Action item: Word for word, the listing below should be printed again.

• • • •

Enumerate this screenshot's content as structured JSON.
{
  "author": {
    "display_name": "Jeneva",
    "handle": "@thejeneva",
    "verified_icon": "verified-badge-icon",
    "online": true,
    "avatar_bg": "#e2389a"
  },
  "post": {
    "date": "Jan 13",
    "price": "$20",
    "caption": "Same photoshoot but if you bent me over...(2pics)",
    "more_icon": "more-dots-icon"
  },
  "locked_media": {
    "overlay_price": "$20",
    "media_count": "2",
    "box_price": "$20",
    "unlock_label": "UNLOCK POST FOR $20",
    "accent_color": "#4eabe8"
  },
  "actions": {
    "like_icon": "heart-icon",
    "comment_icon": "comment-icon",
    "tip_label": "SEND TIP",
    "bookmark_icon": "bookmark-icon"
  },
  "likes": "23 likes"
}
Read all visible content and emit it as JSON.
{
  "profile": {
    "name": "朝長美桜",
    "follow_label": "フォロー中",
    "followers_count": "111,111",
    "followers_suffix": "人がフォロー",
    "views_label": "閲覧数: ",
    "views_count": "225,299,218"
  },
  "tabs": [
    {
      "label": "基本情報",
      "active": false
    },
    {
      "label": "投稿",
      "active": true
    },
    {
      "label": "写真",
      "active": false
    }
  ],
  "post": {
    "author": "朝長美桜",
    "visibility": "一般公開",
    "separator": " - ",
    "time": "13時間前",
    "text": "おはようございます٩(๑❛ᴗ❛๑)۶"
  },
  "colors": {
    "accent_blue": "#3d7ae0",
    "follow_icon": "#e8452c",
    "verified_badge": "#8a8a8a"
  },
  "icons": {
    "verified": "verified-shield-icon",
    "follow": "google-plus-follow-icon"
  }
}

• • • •

Answer to this task:
Enumerate this screenshot's content as structured JSON.
{
  "author": {
    "display_name": "Jeneva",
    "handle": "@thejeneva",
    "verified_icon": "verified-badge-icon",
    "online": true,
    "avatar_bg": "#e2389a"
  },
  "post": {
    "date": "Jan 13",
    "price": "$20",
    "caption": "Same photoshoot but if you bent me over...(2pics)",
    "more_icon": "more-dots-icon"
  },
  "locked_media": {
    "overlay_price": "$20",
    "media_count": "2",
    "box_price": "$20",
    "unlock_label": "UNLOCK POST FOR $20",
    "accent_color": "#4eabe8"
  },
  "actions": {
    "like_icon": "heart-icon",
    "comment_icon": "comment-icon",
    "tip_label": "SEND TIP",
    "bookmark_icon": "bookmark-icon"
  },
  "likes": "23 likes"
}
Read all visible content and emit it as JSON.
{
  "profile": {
    "name": "朝長美桜",
    "follow_label": "フォロー中",
    "followers_count": "111,111",
    "followers_suffix": "人がフォロー",
    "views_label": "閲覧数: ",
    "views_count": "225,299,218"
  },
  "tabs": [
    {
      "label": "基本情報",
      "active": false
    },
    {
      "label": "投稿",
      "active": true
    },
    {
      "label": "写真",
      "active": false
    }
  ],
  "post": {
    "author": "朝長美桜",
    "visibility": "一般公開",
    "separator": " - ",
    "time": "13時間前",
    "text": "おはようございます٩(๑❛ᴗ❛๑)۶"
  },
  "colors": {
    "accent_blue": "#3d7ae0",
    "follow_icon": "#e8452c",
    "verified_badge": "#8a8a8a"
  },
  "icons": {
    "verified": "verified-shield-icon",
    "follow": "google-plus-follow-icon"
  }
}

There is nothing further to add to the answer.